‘If our security is guaranteed, Christians can continue to live in Iraq. Our fellow  Christians in the West should do their best to keep us safe. I want to return to Qaraqosh when there is electricity and water again, although I think that safety is the main condition for returning.

Louis Petrus also firmly intends to return to Qaraqosh:

I don’t want to leave Iraq, unless all the inhabitants stay away and leave. But if two or three families return to Qaraqosh, I will too. This is my country. As soon as it is safe in the city and we receive permission to live here again, I want to rebuild my life in Qaraqosh. This is my place, I shall remain here until I die.’

The Assyrian Member of Parliament Yacoob G. Yaco travels to liberated territory almost on a daily basis, to stay informed on the progress at the front and the security situation in the liberated territory. As one of the five permanent Christian members of the Kurdish parliament, Yacoob represents the Iraqi Christian community.

‘There is a lot of unrest among Iraqi Christians. The Kurds support Iraq in their battle against IS and the recapture of Mosul and the surrounding cities and villages. The inhabitants appreciate that, but many of the Christians suspect the Iraqi government of giving the Kurds land in return. 

The Kurds dig deep canals and build high fences that, according to them, are meant to stop IS. In the meantime, the Kurds and the Iraqi government deny being promised territory for support and they assure the Christians that no deals were made about the land. But the canals and fences are not built on Kurdish land, but on the Nineveh plain. Many Christians suspect that this border is not temporary, but the start of a permanent border correction.’

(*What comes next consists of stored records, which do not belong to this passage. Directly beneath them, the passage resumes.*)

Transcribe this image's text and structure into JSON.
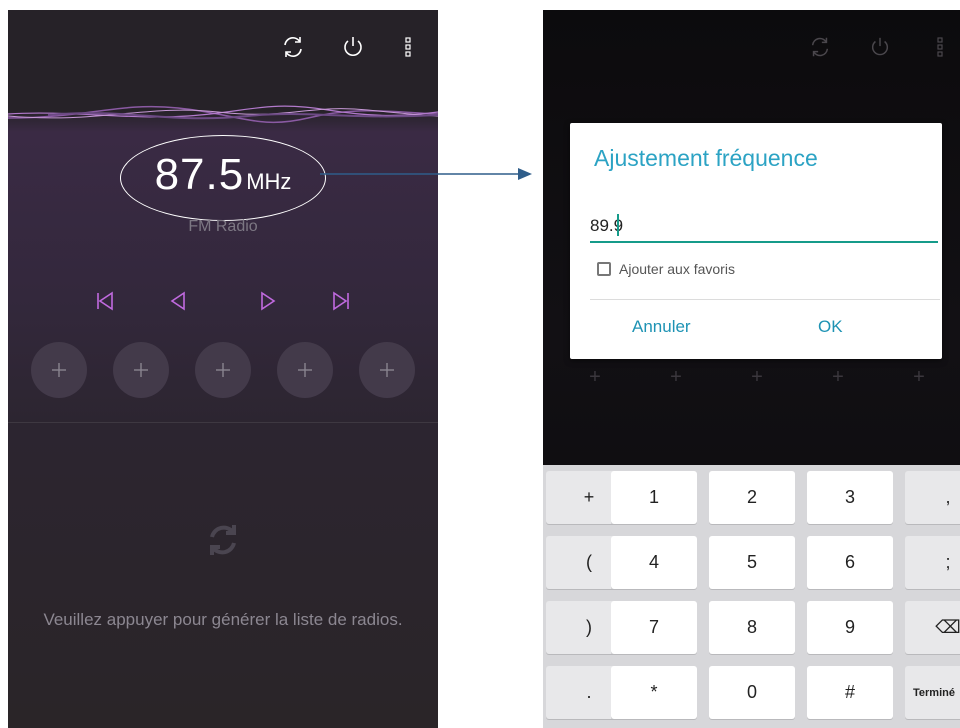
{
  "left_screen": {
    "toolbar": {
      "refresh_icon": "refresh-icon",
      "power_icon": "power-icon",
      "more_icon": "more-vert-icon"
    },
    "frequency": {
      "value": "87.5",
      "unit": "MHz"
    },
    "source_label": "FM Radio",
    "controls": [
      "skip-previous-icon",
      "seek-back-icon",
      "seek-forward-icon",
      "skip-next-icon"
    ],
    "presets": [
      "+",
      "+",
      "+",
      "+",
      "+"
    ],
    "hint": "Veuillez appuyer pour générer la liste de radios.",
    "accent_color": "#c06adf"
  },
  "right_screen": {
    "dialog": {
      "title": "Ajustement fréquence",
      "input_value": "89.9",
      "checkbox_label": "Ajouter aux favoris",
      "checkbox_checked": false,
      "cancel_label": "Annuler",
      "ok_label": "OK"
    },
    "dim_presets": [
      "+",
      "+",
      "+",
      "+",
      "+"
    ],
    "keyboard": {
      "rows": [
        [
          "+",
          "1",
          "2",
          "3",
          ","
        ],
        [
          "(",
          "4",
          "5",
          "6",
          ";"
        ],
        [
          ")",
          "7",
          "8",
          "9",
          "⌫"
        ],
        [
          ".",
          "*",
          "0",
          "#",
          "Terminé"
        ]
      ],
      "row_hints": [
        "",
        "",
        "-",
        "/"
      ]
    },
    "accent_color": "#2ca3c4"
  }
}
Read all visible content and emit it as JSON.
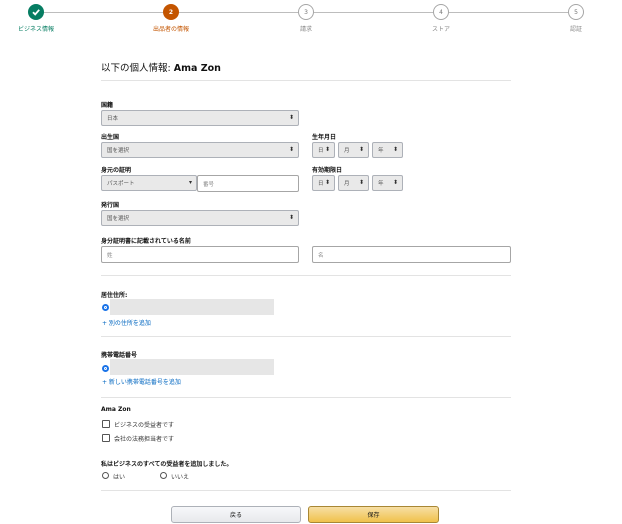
{
  "stepper": {
    "steps": [
      {
        "number": "",
        "label": "ビジネス情報",
        "state": "done"
      },
      {
        "number": "2",
        "label": "出品者の情報",
        "state": "active"
      },
      {
        "number": "3",
        "label": "請求",
        "state": "todo"
      },
      {
        "number": "4",
        "label": "ストア",
        "state": "todo"
      },
      {
        "number": "5",
        "label": "認証",
        "state": "todo"
      }
    ]
  },
  "title": {
    "prefix": "以下の個人情報: ",
    "name": "Ama Zon"
  },
  "nationality": {
    "label": "国籍",
    "value": "日本"
  },
  "birth_country": {
    "label": "出生国",
    "placeholder": "国を選択"
  },
  "dob": {
    "label": "生年月日",
    "day": "日",
    "month": "月",
    "year": "年"
  },
  "id_proof": {
    "label": "身元の証明",
    "type": "パスポート",
    "number_placeholder": "番号"
  },
  "expiry": {
    "label": "有効期限日",
    "day": "日",
    "month": "月",
    "year": "年"
  },
  "issuing_country": {
    "label": "発行国",
    "placeholder": "国を選択"
  },
  "id_name": {
    "label": "身分証明書に記載されている名前",
    "last_placeholder": "姓",
    "first_placeholder": "名"
  },
  "address": {
    "label": "居住住所:",
    "add_link": "+ 別の住所を追加"
  },
  "phone": {
    "label": "携帯電話番号",
    "add_link": "+ 新しい携帯電話番号を追加"
  },
  "person": {
    "name": "Ama Zon",
    "beneficial_owner": "ビジネスの受益者です",
    "legal_rep": "会社の法務担当者です"
  },
  "all_owners": {
    "question": "私はビジネスのすべての受益者を追加しました。",
    "yes": "はい",
    "no": "いいえ"
  },
  "buttons": {
    "back": "戻る",
    "save": "保存"
  }
}
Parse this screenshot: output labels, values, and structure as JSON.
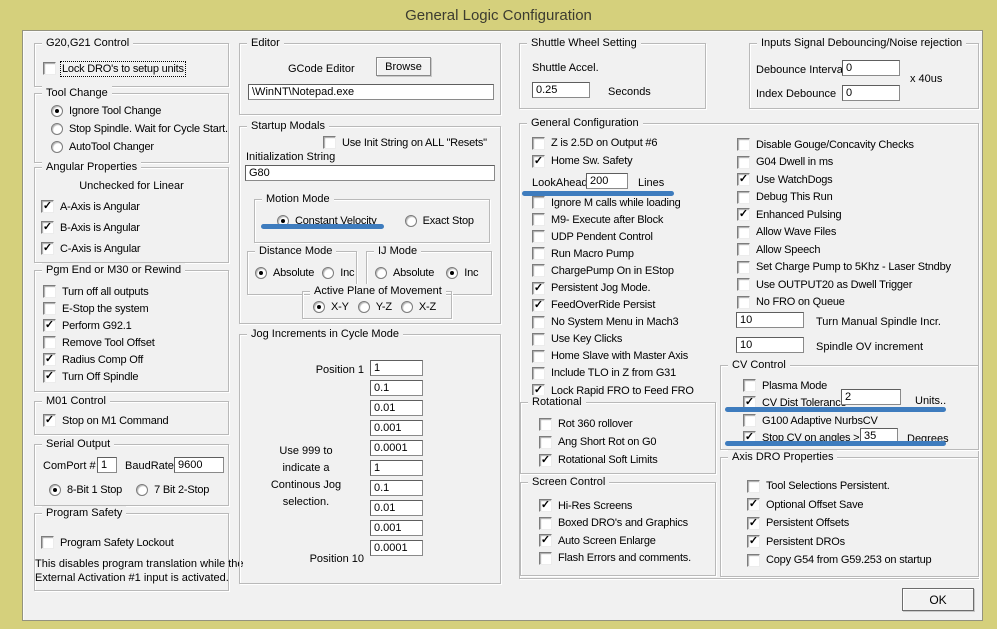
{
  "window": {
    "title": "General Logic Configuration",
    "ok_label": "OK",
    "frame_color": "#d5d07c",
    "panel_color": "#f1f1f1",
    "annotation_color": "#3e7cbe"
  },
  "groups": {
    "g20": {
      "title": "G20,G21 Control",
      "items": [
        {
          "label": "Lock DRO's to setup units",
          "checked": false,
          "focus": true
        }
      ]
    },
    "tool_change": {
      "title": "Tool Change",
      "radios": [
        {
          "label": "Ignore Tool Change",
          "selected": true
        },
        {
          "label": "Stop Spindle. Wait for Cycle Start.",
          "selected": false
        },
        {
          "label": "AutoTool Changer",
          "selected": false
        }
      ]
    },
    "angular": {
      "title": "Angular Properties",
      "note": "Unchecked for Linear",
      "items": [
        {
          "label": "A-Axis is Angular",
          "checked": true
        },
        {
          "label": "B-Axis is Angular",
          "checked": true
        },
        {
          "label": "C-Axis is Angular",
          "checked": true
        }
      ]
    },
    "pgm_end": {
      "title": "Pgm End or M30 or Rewind",
      "items": [
        {
          "label": "Turn off all outputs",
          "checked": false
        },
        {
          "label": "E-Stop the system",
          "checked": false
        },
        {
          "label": "Perform G92.1",
          "checked": true
        },
        {
          "label": "Remove Tool Offset",
          "checked": false
        },
        {
          "label": "Radius Comp Off",
          "checked": true
        },
        {
          "label": "Turn Off Spindle",
          "checked": true
        }
      ]
    },
    "m01": {
      "title": "M01 Control",
      "items": [
        {
          "label": "Stop on M1 Command",
          "checked": true
        }
      ]
    },
    "serial": {
      "title": "Serial Output",
      "comport_label": "ComPort #",
      "comport_value": "1",
      "baud_label": "BaudRate",
      "baud_value": "9600",
      "radios": [
        {
          "label": "8-Bit 1 Stop",
          "selected": true
        },
        {
          "label": "7 Bit 2-Stop",
          "selected": false
        }
      ]
    },
    "program_safety": {
      "title": "Program Safety",
      "items": [
        {
          "label": "Program Safety Lockout",
          "checked": false
        }
      ],
      "note1": "This disables program translation while the",
      "note2": "External Activation #1 input is activated."
    },
    "editor": {
      "title": "Editor",
      "field_label": "GCode Editor",
      "browse_label": "Browse",
      "path_value": "\\WinNT\\Notepad.exe"
    },
    "startup": {
      "title": "Startup Modals",
      "init_items": [
        {
          "label": "Use Init String on ALL  \"Resets\"",
          "checked": false
        }
      ],
      "init_label": "Initialization String",
      "init_value": "G80",
      "motion": {
        "title": "Motion Mode",
        "radios": [
          {
            "label": "Constant Velocity",
            "selected": true
          },
          {
            "label": "Exact Stop",
            "selected": false
          }
        ]
      },
      "distance": {
        "title": "Distance Mode",
        "radios": [
          {
            "label": "Absolute",
            "selected": true
          },
          {
            "label": "Inc",
            "selected": false
          }
        ]
      },
      "ij": {
        "title": "IJ Mode",
        "radios": [
          {
            "label": "Absolute",
            "selected": false
          },
          {
            "label": "Inc",
            "selected": true
          }
        ]
      },
      "plane": {
        "title": "Active Plane of Movement",
        "radios": [
          {
            "label": "X-Y",
            "selected": true
          },
          {
            "label": "Y-Z",
            "selected": false
          },
          {
            "label": "X-Z",
            "selected": false
          }
        ]
      }
    },
    "jog": {
      "title": "Jog Increments in Cycle Mode",
      "pos1_label": "Position 1",
      "pos10_label": "Position 10",
      "note_lines": [
        "Use 999 to",
        "indicate a",
        "Continous Jog",
        "selection."
      ],
      "values": [
        "1",
        "0.1",
        "0.01",
        "0.001",
        "0.0001",
        "1",
        "0.1",
        "0.01",
        "0.001",
        "0.0001"
      ]
    },
    "shuttle": {
      "title": "Shuttle Wheel Setting",
      "accel_label": "Shuttle Accel.",
      "accel_value": "0.25",
      "unit": "Seconds"
    },
    "debounce": {
      "title": "Inputs Signal Debouncing/Noise rejection",
      "interval_label": "Debounce Interval:",
      "interval_value": "0",
      "unit": "x 40us",
      "index_label": "Index Debounce",
      "index_value": "0"
    },
    "general": {
      "title": "General Configuration",
      "left_items1": [
        {
          "label": "Z is 2.5D on Output #6",
          "checked": false
        },
        {
          "label": "Home Sw. Safety",
          "checked": true
        }
      ],
      "lookahead": {
        "label": "LookAhead",
        "value": "200",
        "unit": "Lines"
      },
      "left_items2": [
        {
          "label": "Ignore M calls while loading",
          "checked": false
        },
        {
          "label": "M9- Execute after Block",
          "checked": false
        },
        {
          "label": "UDP Pendent Control",
          "checked": false
        },
        {
          "label": "Run Macro Pump",
          "checked": false
        },
        {
          "label": "ChargePump On in EStop",
          "checked": false
        },
        {
          "label": "Persistent Jog Mode.",
          "checked": true
        },
        {
          "label": "FeedOverRide Persist",
          "checked": true
        },
        {
          "label": "No System Menu in Mach3",
          "checked": false
        },
        {
          "label": "Use Key Clicks",
          "checked": false
        },
        {
          "label": "Home Slave with Master Axis",
          "checked": false
        },
        {
          "label": "Include TLO in Z from G31",
          "checked": false
        },
        {
          "label": "Lock Rapid FRO to Feed FRO",
          "checked": true
        }
      ],
      "rotational": {
        "title": "Rotational",
        "items": [
          {
            "label": "Rot 360 rollover",
            "checked": false
          },
          {
            "label": "Ang Short Rot on G0",
            "checked": false
          },
          {
            "label": "Rotational Soft Limits",
            "checked": true
          }
        ]
      },
      "screen": {
        "title": "Screen Control",
        "items": [
          {
            "label": "Hi-Res Screens",
            "checked": true
          },
          {
            "label": "Boxed DRO's and Graphics",
            "checked": false
          },
          {
            "label": "Auto Screen Enlarge",
            "checked": true
          },
          {
            "label": "Flash Errors and comments.",
            "checked": false
          }
        ]
      },
      "right_items": [
        {
          "label": "Disable Gouge/Concavity Checks",
          "checked": false
        },
        {
          "label": "G04 Dwell in ms",
          "checked": false
        },
        {
          "label": "Use WatchDogs",
          "checked": true
        },
        {
          "label": "Debug This Run",
          "checked": false
        },
        {
          "label": "Enhanced Pulsing",
          "checked": true
        },
        {
          "label": "Allow Wave Files",
          "checked": false
        },
        {
          "label": "Allow Speech",
          "checked": false
        },
        {
          "label": "Set Charge Pump to 5Khz  - Laser Stndby",
          "checked": false
        },
        {
          "label": "Use OUTPUT20 as Dwell Trigger",
          "checked": false
        },
        {
          "label": "No FRO on Queue",
          "checked": false
        }
      ],
      "spindle_incr": {
        "value": "10",
        "label": "Turn Manual Spindle Incr."
      },
      "spindle_ov": {
        "value": "10",
        "label": "Spindle OV increment"
      },
      "cv": {
        "title": "CV Control",
        "plasma": {
          "label": "Plasma Mode",
          "checked": false
        },
        "dist": {
          "label": "CV Dist Tolerance",
          "checked": true,
          "value": "2",
          "unit": "Units.."
        },
        "nurbs": {
          "label": "G100 Adaptive NurbsCV",
          "checked": false
        },
        "stop": {
          "label": "Stop CV on angles >",
          "checked": true,
          "value": "35",
          "unit": "Degrees"
        }
      },
      "axis_dro": {
        "title": "Axis DRO Properties",
        "items": [
          {
            "label": "Tool Selections Persistent.",
            "checked": false
          },
          {
            "label": "Optional Offset Save",
            "checked": true
          },
          {
            "label": "Persistent Offsets",
            "checked": true
          },
          {
            "label": "Persistent DROs",
            "checked": true
          },
          {
            "label": "Copy G54 from G59.253 on startup",
            "checked": false
          }
        ]
      }
    }
  }
}
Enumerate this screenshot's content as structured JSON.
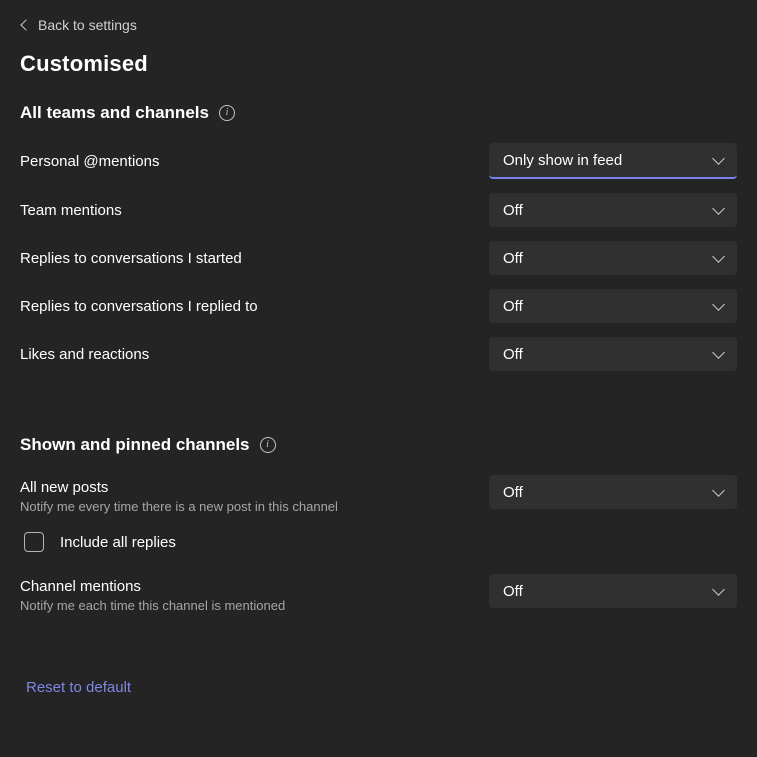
{
  "back": "Back to settings",
  "title": "Customised",
  "section1": {
    "title": "All teams and channels",
    "rows": [
      {
        "label": "Personal @mentions",
        "value": "Only show in feed"
      },
      {
        "label": "Team mentions",
        "value": "Off"
      },
      {
        "label": "Replies to conversations I started",
        "value": "Off"
      },
      {
        "label": "Replies to conversations I replied to",
        "value": "Off"
      },
      {
        "label": "Likes and reactions",
        "value": "Off"
      }
    ]
  },
  "section2": {
    "title": "Shown and pinned channels",
    "row_posts": {
      "label": "All new posts",
      "sub": "Notify me every time there is a new post in this channel",
      "value": "Off"
    },
    "checkbox_label": "Include all replies",
    "row_mentions": {
      "label": "Channel mentions",
      "sub": "Notify me each time this channel is mentioned",
      "value": "Off"
    }
  },
  "reset": "Reset to default"
}
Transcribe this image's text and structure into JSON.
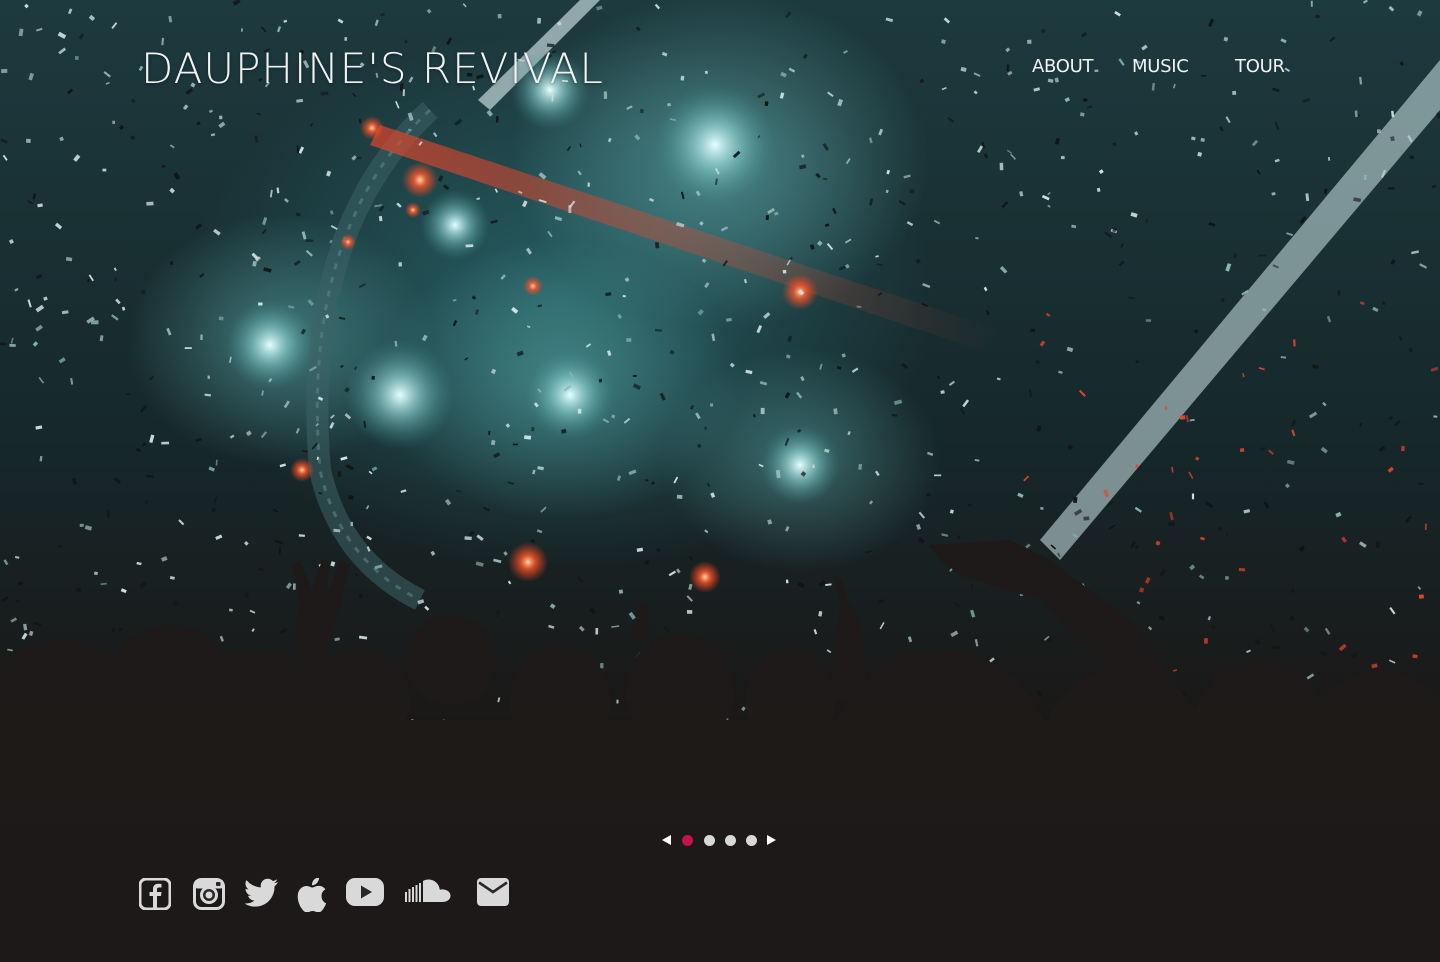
{
  "site": {
    "title": "DAUPHINE'S REVIVAL"
  },
  "nav": {
    "items": [
      {
        "label": "ABOUT"
      },
      {
        "label": "MUSIC"
      },
      {
        "label": "TOUR"
      }
    ]
  },
  "slider": {
    "slide_count": 4,
    "active_index": 1,
    "active_color": "#c4124f",
    "dot_color": "#d8d8d8",
    "prev_icon": "triangle-left-icon",
    "next_icon": "triangle-right-icon"
  },
  "social": {
    "icon_color": "#d9d9d9",
    "items": [
      {
        "icon": "facebook-icon"
      },
      {
        "icon": "instagram-icon"
      },
      {
        "icon": "twitter-icon"
      },
      {
        "icon": "apple-icon"
      },
      {
        "icon": "youtube-icon"
      },
      {
        "icon": "soundcloud-icon"
      },
      {
        "icon": "email-icon"
      }
    ]
  },
  "hero": {
    "image": "concert-crowd-confetti-photo",
    "colors": {
      "teal_light": "#7ec8c8",
      "stage_red": "#e8452a",
      "crowd_dark": "#1c1817"
    }
  }
}
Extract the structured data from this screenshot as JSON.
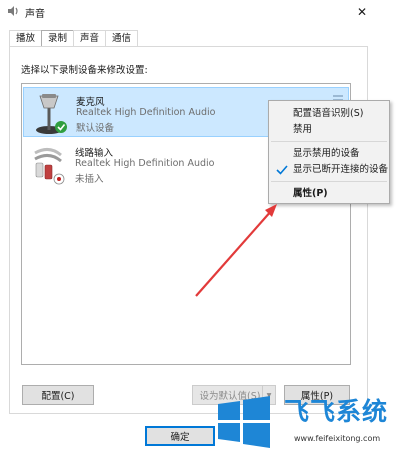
{
  "window": {
    "title": "声音",
    "close_label": "✕"
  },
  "tabs": [
    {
      "label": "播放"
    },
    {
      "label": "录制"
    },
    {
      "label": "声音"
    },
    {
      "label": "通信"
    }
  ],
  "instruction": "选择以下录制设备来修改设置:",
  "devices": [
    {
      "name": "麦克风",
      "driver": "Realtek High Definition Audio",
      "status": "默认设备",
      "icon": "microphone-icon",
      "selected": true
    },
    {
      "name": "线路输入",
      "driver": "Realtek High Definition Audio",
      "status": "未插入",
      "icon": "line-in-icon",
      "selected": false
    }
  ],
  "context_menu": {
    "items": [
      {
        "label": "配置语音识别(S)"
      },
      {
        "label": "禁用"
      },
      {
        "label": "显示禁用的设备"
      },
      {
        "label": "显示已断开连接的设备",
        "checked": true
      },
      {
        "label": "属性(P)",
        "bold": true
      }
    ]
  },
  "buttons": {
    "configure": "配置(C)",
    "set_default": "设为默认值(S)",
    "dropdown": "▾",
    "properties": "属性(P)",
    "ok": "确定"
  },
  "watermark": {
    "title": "飞飞系统",
    "url": "www.feifeixitong.com"
  },
  "colors": {
    "selection": "#cce8ff",
    "accent": "#0078d7",
    "arrow": "#e23a3a",
    "watermark_blue": "#1e86d6"
  }
}
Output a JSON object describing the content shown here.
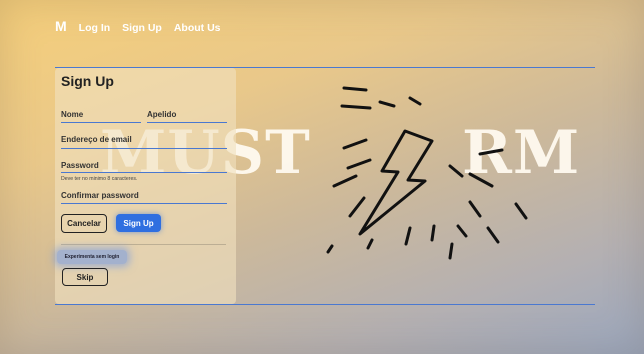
{
  "nav": {
    "brand": "M",
    "items": [
      {
        "label": "Log In"
      },
      {
        "label": "Sign Up"
      },
      {
        "label": "About Us"
      }
    ]
  },
  "hero": {
    "text_left": "MUST",
    "text_right": "RM"
  },
  "form": {
    "title": "Sign Up",
    "first_name_label": "Nome",
    "last_name_label": "Apelido",
    "email_label": "Endereço de email",
    "password_label": "Password",
    "password_hint": "Deve ter no minimo 8 caracteres.",
    "confirm_password_label": "Confirmar password",
    "cancel_label": "Cancelar",
    "signup_label": "Sign Up",
    "try_without_login_label": "Experimenta sem login",
    "skip_label": "Skip"
  },
  "colors": {
    "accent": "#2f6fe0",
    "line": "#4a78d0",
    "hero_text": "#fffaf0"
  },
  "icons": {
    "hero_graphic": "lightning-bolt-icon"
  }
}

‘We really want to return to Qaraqosh, with our children,’ says the mayor of Qaraqosh, Nisan Karromi (59). However he points out that since the jihadists had no respect for life or property ‘it will be a long time before all damages will be repaired.’

‘Some of the townspeople lost everything because of the IS invasion, others have had their house burnt and some are even less fortunate, even though everyone had to leave this city for over two years. 

We not only have to reconstruct and rebuild this city, but we also have to help the people and their families recover from the damages they have suffered. Since the Iraqi government remains in crisis, we must rely on the international community to help us make Iraq habitable again.’ 

‘Before we can start picking up the pieces, the damage will have to be carefully recorded’, explains the mayor.

‘Besides, we cannot start to rebuild, because the security service suspects that there are still IS warriors in the passageways beneath the city. Not every house has been searched yet for the presence of those secret passageways. Recently two foreign-looking jihadists were identified in Qaraqosh, but they disappeared before we were able to arrest them.’

In the meantime, Manal Matti visits the blackened church of the Immaculate Conception. She is surprised by the mannequins that are spread out across the church grounds, shot through with bullets.

‘The jihadists used the church as a shooting range and the mannequins as targets,’ she tells us, horrified. ‘The mannequins are completely riddled!’ 

Manal Matti used to run a beauty salon, just steps away from the church. She ponders: ‘I do not know when I will ever be able to see the inhabitants of Qaraqosh coming again to my beauty salon.’

 

Adapted from an earlier article prepared on behalf of Aid to the Church in Need by Jaco Klamer.

This article can be found in Mirror 0617.